A recent conversation with a friend went like this:
I can’t take it when I spend the whole day looking at the computer screen. My eyes dry up and they hurt like hell.
Hey, don’t blame the computer. I play games all day and I don’t feel a thing.
All day? I did that once, and felt like my entire day was wasted. Don’t you feel that?
I feel something, alright.
(she was rather reluctant to continue that conversation)
I was first introduced to games when they were still being introduced on floppy disks, or on giant compilation CDs. The first game I ever had the pleasure of starting (but not finishing) was The Prince of Persia for DOS.
Some of you may remember playing that; and if you do, it’s about time you realize that you’re getting old.
The Prince of Persia for DOS was a pretty straightforward game: the grand vizier has usurped the sultan’s rule, thrown you into prison, and has taken the princess has hostage. You have one hour to navigate the 12 levels of the dungeon, crossing swords with guards, escaping deathtraps, leaping across chasms from platform to platform, and figuring out if the colorful potion would give you one extra point of health, make you float, turn the map upside-down, or kill you outright. Needless to say, it was a pretty nifty game, and the mechanical sounds of metal jaws snapping shut still haunts me in my nightmares.
It was a 2D platformer, with no great graphics to speak of – every pixel that built up the character, the floors, and the torches that flickered in the background were as big as a button on a blackberry phone. And that was how I discovered computer games, from the very beginning.
The game that I played for the first time without any adult supervision was Red Alert. The first one, not any of its campy sequels. And like The Prince of Persia for DOS, it blew my mind: you could put cinematic interludes into games? You could finish the mission any way you wanted? So many choices of buildings, tanks, and ships to build? I can use an ATOM BOMB?? AWESOME!

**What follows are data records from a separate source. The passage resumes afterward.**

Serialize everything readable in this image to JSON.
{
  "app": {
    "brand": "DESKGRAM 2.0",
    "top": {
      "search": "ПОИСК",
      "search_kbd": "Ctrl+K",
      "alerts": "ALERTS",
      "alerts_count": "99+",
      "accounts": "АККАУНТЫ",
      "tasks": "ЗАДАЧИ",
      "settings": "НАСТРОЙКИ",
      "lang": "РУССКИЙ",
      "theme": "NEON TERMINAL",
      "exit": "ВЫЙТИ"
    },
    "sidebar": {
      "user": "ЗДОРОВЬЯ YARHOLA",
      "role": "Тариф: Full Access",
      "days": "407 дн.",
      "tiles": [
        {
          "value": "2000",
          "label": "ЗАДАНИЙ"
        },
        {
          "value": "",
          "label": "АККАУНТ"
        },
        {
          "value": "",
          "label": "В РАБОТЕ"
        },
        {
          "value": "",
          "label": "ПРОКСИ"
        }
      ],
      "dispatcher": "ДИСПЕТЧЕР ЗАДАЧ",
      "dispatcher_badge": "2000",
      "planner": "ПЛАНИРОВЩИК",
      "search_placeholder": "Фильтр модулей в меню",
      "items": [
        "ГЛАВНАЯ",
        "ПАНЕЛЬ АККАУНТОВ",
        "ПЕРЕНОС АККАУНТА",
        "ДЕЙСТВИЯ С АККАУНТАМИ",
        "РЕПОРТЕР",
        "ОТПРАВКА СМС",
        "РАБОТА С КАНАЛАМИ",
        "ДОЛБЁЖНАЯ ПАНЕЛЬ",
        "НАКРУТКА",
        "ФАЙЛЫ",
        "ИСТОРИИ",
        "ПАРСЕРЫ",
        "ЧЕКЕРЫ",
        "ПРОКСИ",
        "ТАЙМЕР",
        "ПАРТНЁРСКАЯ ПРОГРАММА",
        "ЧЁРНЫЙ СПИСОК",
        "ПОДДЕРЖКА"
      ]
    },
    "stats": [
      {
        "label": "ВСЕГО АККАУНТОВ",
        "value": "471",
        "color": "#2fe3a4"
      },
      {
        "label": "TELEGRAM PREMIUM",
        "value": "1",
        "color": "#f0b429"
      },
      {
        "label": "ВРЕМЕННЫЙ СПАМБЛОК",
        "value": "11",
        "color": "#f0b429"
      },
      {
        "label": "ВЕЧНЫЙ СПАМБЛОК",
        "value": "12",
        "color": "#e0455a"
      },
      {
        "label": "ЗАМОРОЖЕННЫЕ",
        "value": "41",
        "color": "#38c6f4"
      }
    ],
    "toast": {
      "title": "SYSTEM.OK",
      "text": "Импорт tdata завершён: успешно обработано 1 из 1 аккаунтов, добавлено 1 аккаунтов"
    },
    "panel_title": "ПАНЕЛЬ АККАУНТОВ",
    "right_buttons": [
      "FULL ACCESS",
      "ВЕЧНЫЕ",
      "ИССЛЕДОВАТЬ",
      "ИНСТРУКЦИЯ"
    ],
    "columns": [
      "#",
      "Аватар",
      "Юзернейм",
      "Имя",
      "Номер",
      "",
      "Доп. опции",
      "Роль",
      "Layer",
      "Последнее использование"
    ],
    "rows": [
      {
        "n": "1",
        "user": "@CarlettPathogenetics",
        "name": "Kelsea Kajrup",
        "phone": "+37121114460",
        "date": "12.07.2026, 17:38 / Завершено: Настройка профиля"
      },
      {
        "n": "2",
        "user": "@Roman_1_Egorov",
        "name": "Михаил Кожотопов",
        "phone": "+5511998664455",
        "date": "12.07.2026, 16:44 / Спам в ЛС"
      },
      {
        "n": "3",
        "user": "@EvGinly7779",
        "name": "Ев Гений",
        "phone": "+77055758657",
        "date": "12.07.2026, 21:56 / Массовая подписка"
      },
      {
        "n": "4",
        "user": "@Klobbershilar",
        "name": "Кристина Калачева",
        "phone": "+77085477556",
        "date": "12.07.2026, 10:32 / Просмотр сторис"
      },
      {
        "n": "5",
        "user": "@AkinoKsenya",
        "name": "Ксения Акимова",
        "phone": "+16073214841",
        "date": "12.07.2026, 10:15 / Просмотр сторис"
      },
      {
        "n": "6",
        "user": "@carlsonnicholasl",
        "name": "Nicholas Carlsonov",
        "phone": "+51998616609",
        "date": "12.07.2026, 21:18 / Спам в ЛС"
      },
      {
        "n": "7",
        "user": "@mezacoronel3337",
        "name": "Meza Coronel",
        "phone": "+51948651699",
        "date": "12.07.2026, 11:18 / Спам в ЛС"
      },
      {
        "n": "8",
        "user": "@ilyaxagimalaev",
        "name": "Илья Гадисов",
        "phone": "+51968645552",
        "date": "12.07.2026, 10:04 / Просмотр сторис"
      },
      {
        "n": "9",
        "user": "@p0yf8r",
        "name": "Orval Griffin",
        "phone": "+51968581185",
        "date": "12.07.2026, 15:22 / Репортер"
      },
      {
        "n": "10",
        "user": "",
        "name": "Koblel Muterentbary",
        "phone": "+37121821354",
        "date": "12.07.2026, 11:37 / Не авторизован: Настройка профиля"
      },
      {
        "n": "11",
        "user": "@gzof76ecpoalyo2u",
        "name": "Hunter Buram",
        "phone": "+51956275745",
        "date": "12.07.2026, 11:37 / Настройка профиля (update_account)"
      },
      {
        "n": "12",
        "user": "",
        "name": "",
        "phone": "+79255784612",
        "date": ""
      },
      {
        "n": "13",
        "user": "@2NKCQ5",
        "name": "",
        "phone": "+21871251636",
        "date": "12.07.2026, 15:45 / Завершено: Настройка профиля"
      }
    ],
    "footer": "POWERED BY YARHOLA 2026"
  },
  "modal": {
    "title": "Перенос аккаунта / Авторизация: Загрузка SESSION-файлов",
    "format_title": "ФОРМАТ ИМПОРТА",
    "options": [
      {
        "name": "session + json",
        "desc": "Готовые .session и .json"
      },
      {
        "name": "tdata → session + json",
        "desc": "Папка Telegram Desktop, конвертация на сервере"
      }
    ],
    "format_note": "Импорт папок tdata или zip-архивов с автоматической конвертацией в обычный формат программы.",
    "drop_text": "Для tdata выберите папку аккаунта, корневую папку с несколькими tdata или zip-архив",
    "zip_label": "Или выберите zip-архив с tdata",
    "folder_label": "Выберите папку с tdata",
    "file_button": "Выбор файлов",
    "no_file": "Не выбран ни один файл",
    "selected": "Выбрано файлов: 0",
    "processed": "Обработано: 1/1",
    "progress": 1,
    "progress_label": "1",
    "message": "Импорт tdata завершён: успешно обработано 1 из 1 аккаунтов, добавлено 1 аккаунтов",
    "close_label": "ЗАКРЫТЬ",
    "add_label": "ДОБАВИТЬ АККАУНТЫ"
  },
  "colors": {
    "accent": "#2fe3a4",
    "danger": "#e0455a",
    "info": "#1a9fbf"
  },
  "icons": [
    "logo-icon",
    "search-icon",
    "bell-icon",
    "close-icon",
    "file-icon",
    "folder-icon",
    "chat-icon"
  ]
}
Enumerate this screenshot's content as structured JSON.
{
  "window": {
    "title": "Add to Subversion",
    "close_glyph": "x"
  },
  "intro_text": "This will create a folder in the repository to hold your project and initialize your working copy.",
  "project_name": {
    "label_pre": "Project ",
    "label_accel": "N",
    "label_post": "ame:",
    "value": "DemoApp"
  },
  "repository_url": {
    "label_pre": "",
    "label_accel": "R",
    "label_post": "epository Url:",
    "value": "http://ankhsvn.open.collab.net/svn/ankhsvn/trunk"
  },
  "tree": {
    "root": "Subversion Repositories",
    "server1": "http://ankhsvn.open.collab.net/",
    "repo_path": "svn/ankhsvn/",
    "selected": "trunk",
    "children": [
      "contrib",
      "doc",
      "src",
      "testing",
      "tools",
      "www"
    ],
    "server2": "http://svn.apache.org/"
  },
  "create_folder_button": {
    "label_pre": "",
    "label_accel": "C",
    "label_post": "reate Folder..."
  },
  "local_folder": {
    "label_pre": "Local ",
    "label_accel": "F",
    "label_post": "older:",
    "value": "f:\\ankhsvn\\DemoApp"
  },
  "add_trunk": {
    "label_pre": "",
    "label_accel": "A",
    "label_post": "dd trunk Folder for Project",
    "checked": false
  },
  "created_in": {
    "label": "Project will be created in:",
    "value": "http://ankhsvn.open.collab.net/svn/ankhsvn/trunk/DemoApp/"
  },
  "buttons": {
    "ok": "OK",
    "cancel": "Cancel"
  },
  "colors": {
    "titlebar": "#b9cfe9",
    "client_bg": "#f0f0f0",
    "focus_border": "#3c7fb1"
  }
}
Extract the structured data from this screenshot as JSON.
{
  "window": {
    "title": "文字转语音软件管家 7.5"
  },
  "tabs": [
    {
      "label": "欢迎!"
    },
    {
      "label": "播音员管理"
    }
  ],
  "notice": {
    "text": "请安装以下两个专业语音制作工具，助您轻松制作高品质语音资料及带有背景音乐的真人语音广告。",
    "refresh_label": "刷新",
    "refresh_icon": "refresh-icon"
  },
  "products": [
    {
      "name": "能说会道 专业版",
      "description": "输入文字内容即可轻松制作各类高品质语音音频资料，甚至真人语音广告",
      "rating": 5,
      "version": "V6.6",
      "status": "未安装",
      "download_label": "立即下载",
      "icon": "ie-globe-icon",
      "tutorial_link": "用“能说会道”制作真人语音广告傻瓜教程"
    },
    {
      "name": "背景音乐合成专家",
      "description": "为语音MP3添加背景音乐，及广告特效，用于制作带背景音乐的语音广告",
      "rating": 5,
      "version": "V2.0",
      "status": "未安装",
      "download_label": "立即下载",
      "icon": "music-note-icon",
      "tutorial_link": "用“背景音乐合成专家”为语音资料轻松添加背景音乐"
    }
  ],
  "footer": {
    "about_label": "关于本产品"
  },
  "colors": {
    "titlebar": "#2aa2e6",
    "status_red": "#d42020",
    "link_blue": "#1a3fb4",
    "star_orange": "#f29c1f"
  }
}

(this game is also the reason why I knew what Tesla coils were YEARS before I knew who Tesla was. Until then I just assumed that “Tesla” was synonymous with “electrical death ray”)
The very first mission I played involved guiding an Allied spy (complete with a British accent saying “For King and country!”) into a soviet base to rescue a special operative named Tanya. The mission began with the spy landing on enemy shores, and from behind the shroud of war I could see a unit in red patrolling with a dog.
And I thought: dogs are good, right? Let me approach it and see what happens.
That, ladies and gentlemen, was how within the first 2 minutes of the very first mission I ever played in the original Red Alert, my spy was unceremoniously killed by an attack dog, and I failed the mission.
The very first First-Person Shooter I played was Doom. Not the original one – this one was titled “The Ultimate Doom”, and the cover art displayed a muscular man in a gladiator’s breastplate, a space marine’s breathing mask, cargo pants, dual-wielding submachine guns atop a mountain of corpses, and gunning down demons left and right.
I was seven years old, and it looked pretty awesome.
(before Doom, I played another game called Bounty Hunter, which also involved shooting people with guns – but Bounty Hunter was more of a scripted-events kind of game that did not really give you the freedom to roam around as modern FPSs do; and in my mind, an FPS that does not allow you to roam is not an FPS)
My father apparently did not even realize he had the game. To be fair, it was one of the many games available on the aforementioned giant compilation CDs. I was already in the second level of hell, gunning down imps, cacodemons, and pinkies before my father found me playing the game, and banned me from playing such violent games.
Of course, I didn’t listen to him, and I immediately regretted everything when the cyberdemon appeared. To this day, I have never replayed that level.
So kids, listen to your parents. Seriously.
(to be continued)